AUSTIN — There’s no slowdown visible so far. But oil prices slumping below $60 per barrel have started to cast a shadow over booming South and West Texas, where crowded restaurants, expensive hotel rooms, convoys of heavy trucks and “help wanted” signs have become as common as scrub brush.
Rising production from the Eagle Ford Shale and the Permian Basin this year helped push Texas oil production to levels not seen in a generation, above 3 million barrels per day.
But since those summer days when West Texas Intermediate Crude, the U.S. benchmark, soared above $100, it has gone on a months-long slide. According to Plains Marketing LP, WTI and Eagle Ford Light crude was selling for around $57.50 per barrel Wednesday.

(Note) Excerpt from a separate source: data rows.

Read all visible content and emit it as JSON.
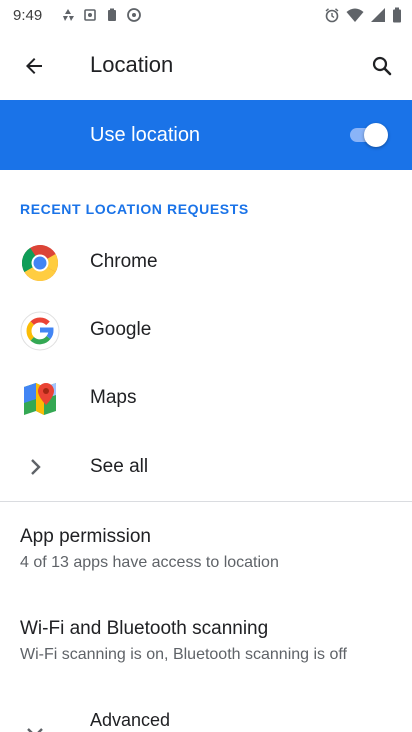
{
  "status_bar": {
    "time": "9:49",
    "left_icons": [
      "photos-icon",
      "game-icon",
      "battery-saver-icon",
      "data-saver-icon"
    ],
    "right_icons": [
      "alarm-icon",
      "wifi-icon",
      "signal-icon",
      "battery-icon"
    ]
  },
  "app_bar": {
    "title": "Location"
  },
  "master_switch": {
    "label": "Use location",
    "checked": true
  },
  "recent_requests": {
    "header": "RECENT LOCATION REQUESTS",
    "apps": [
      {
        "label": "Chrome",
        "icon": "chrome-icon"
      },
      {
        "label": "Google",
        "icon": "google-icon"
      },
      {
        "label": "Maps",
        "icon": "maps-icon"
      }
    ],
    "see_all": "See all"
  },
  "preferences": [
    {
      "title": "App permission",
      "summary": "4 of 13 apps have access to location"
    },
    {
      "title": "Wi-Fi and Bluetooth scanning",
      "summary": "Wi-Fi scanning is on, Bluetooth scanning is off"
    }
  ],
  "advanced": {
    "label": "Advanced"
  },
  "colors": {
    "accent": "#1a73e8",
    "toggle_track": "#8ab4f8",
    "divider": "#dadce0"
  }
}
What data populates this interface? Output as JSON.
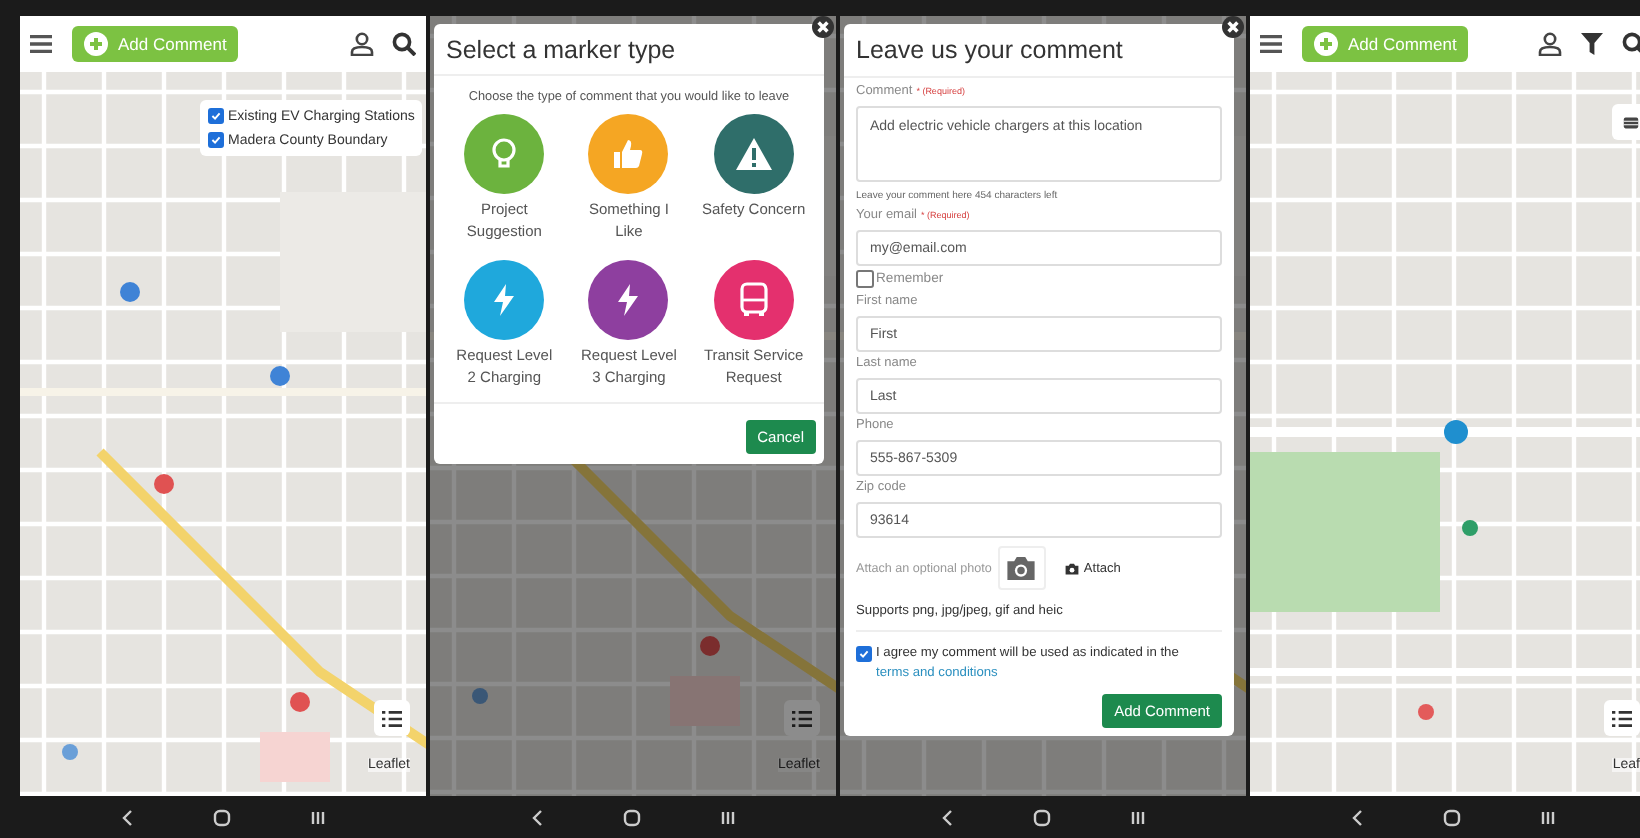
{
  "screens": [
    {
      "kind": "map",
      "header": {
        "button": "Add Comment",
        "tools": [
          {
            "kind": "user"
          },
          {
            "kind": "search"
          }
        ]
      },
      "layers": [
        {
          "label": "Existing EV Charging Stations",
          "checked": true
        },
        {
          "label": "Madera County Boundary",
          "checked": true
        }
      ],
      "attribution": "Leaflet"
    },
    {
      "kind": "marker_dialog",
      "attribution": "Leaflet",
      "dialog": {
        "title": "Select a marker type",
        "prompt": "Choose the type of comment that you would like to leave",
        "options": [
          {
            "label": "Project Suggestion",
            "color": "#6cb33e",
            "kind": "bulb"
          },
          {
            "label": "Something I Like",
            "color": "#f5a623",
            "kind": "thumb"
          },
          {
            "label": "Safety Concern",
            "color": "#2f6e6a",
            "kind": "warning"
          },
          {
            "label": "Request Level 2 Charging",
            "color": "#1fa8dc",
            "kind": "bolt"
          },
          {
            "label": "Request Level 3 Charging",
            "color": "#8e3f9f",
            "kind": "bolt"
          },
          {
            "label": "Transit Service Request",
            "color": "#e4306e",
            "kind": "bus"
          }
        ],
        "cancel": "Cancel"
      }
    },
    {
      "kind": "comment_form",
      "form": {
        "title": "Leave us your comment",
        "fields": [
          {
            "kind": "textarea",
            "label": "Comment",
            "required": "* (Required)",
            "value": "Add electric vehicle chargers at this location",
            "hint": "Leave your comment here 454 characters left"
          },
          {
            "kind": "input",
            "label": "Your email",
            "required": "* (Required)",
            "value": "my@email.com"
          },
          {
            "kind": "checkbox",
            "label": "Remember",
            "checked": false
          },
          {
            "kind": "input",
            "label": "First name",
            "value": "First"
          },
          {
            "kind": "input",
            "label": "Last name",
            "value": "Last"
          },
          {
            "kind": "input",
            "label": "Phone",
            "value": "555-867-5309"
          },
          {
            "kind": "input",
            "label": "Zip code",
            "value": "93614"
          }
        ],
        "attach": {
          "label": "Attach an optional photo",
          "button": "Attach"
        },
        "note": "Supports png, jpg/jpeg, gif and heic",
        "agree": {
          "text": "I agree my comment will be used as indicated in the",
          "link": "terms and conditions",
          "checked": true
        },
        "submit": "Add Comment"
      }
    },
    {
      "kind": "map",
      "header": {
        "button": "Add Comment",
        "tools": [
          {
            "kind": "user"
          },
          {
            "kind": "filter"
          },
          {
            "kind": "search"
          }
        ]
      },
      "attribution": "Leaf",
      "layer_toggle": true
    }
  ]
}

“Nobody in our universe is pleased to see what’s happened to pricing in the last four or five months,” Ben Shepperd, president of the Permian Basin Petroleum Association, said at a Wednesday event at the state Capitol.
Companies planning 2015 spending are slashing budgets by as much as 30 percent, he said. “You can’t do that without laying people off. It’s real stuff,” Shepperd said.
But it’s likely to take time before the slowdown makes itself obvious in the field. Most operators, service companies and suppliers are in long-term contracts that are fueling the frenzied level of recent activity, with more than 568 drilling rigs hunting oil just in the Permian Basin in West Texas and eastern New Mexico last week. Those contracts can be hard to untangle overnight, Shepperd said.
“At least right now you’re not seeing these huge numbers of layoffs from what I understand,” he said.
Shepperd spoke at an oil and gas policy briefing organized by the Eagle Ford Shale Legislative Caucus and the House Energy Caucus. While the presentations were about topics such as community impact, regulation and industry innovation — with an eye toward whether the regions can secure more help from the state for truck-damaged roads — the falling price of oil crept into nearly every discussion.
“As we’ve seen in the recent decline in oil prices, there is no certainty,” said Todd Staples, the former Texas agriculture commissioner and the new president of the Texas Oil & Gas Association. While the state has benefited from increases in oil-related jobs and tax revenue, budgeting “just got a little bit tighter” for lawmakers, he said.
For now, about 40 percent of the nation’s drilling rigs are in either the Permian Basin or Eagle Ford, and nearly all of them are drilling for oil, according to the Baker Hughes rig count.
Economist Karr Ingham, who works with the Texas Alliance of Energy Producers, said basic supply and demand principles are at work. Higher prices stimulated oil production. Now that so much new shale production has come online, prices have dropped, pulling down the cost of gasoline with it.
Lower gasoline prices benefit consumers, but not Texas. “The nation will benefit,” Ingham said. “But Texas is not going to experience a net economic benefit from this price decline.”
Chris Faulkner, CEO and president of Breitling Energy, said the industry will have to focus on cutting costs and operating in clearly profitable areas. “This industry has a very uncanny way of reinventing itself when it has to,” Faulkner said. “So I don’t think we’re down and out.”
Shepperd said companies could recalibrate in 2015. “They’re going to cut where they can,” he said. Companies will focus on the best of the best, the sweet spots in each field, with some companies weathering the price storm better than others. “Each well, each project, each company has its different set of economics,” Shepperd said.
The Eagle Ford’s biggest operator, EOG Resources, has said it can turn a profit in South Texas even if oil slides under $40 per barrel.
Article Author: Jennifer Hiller, San Antonio Express-News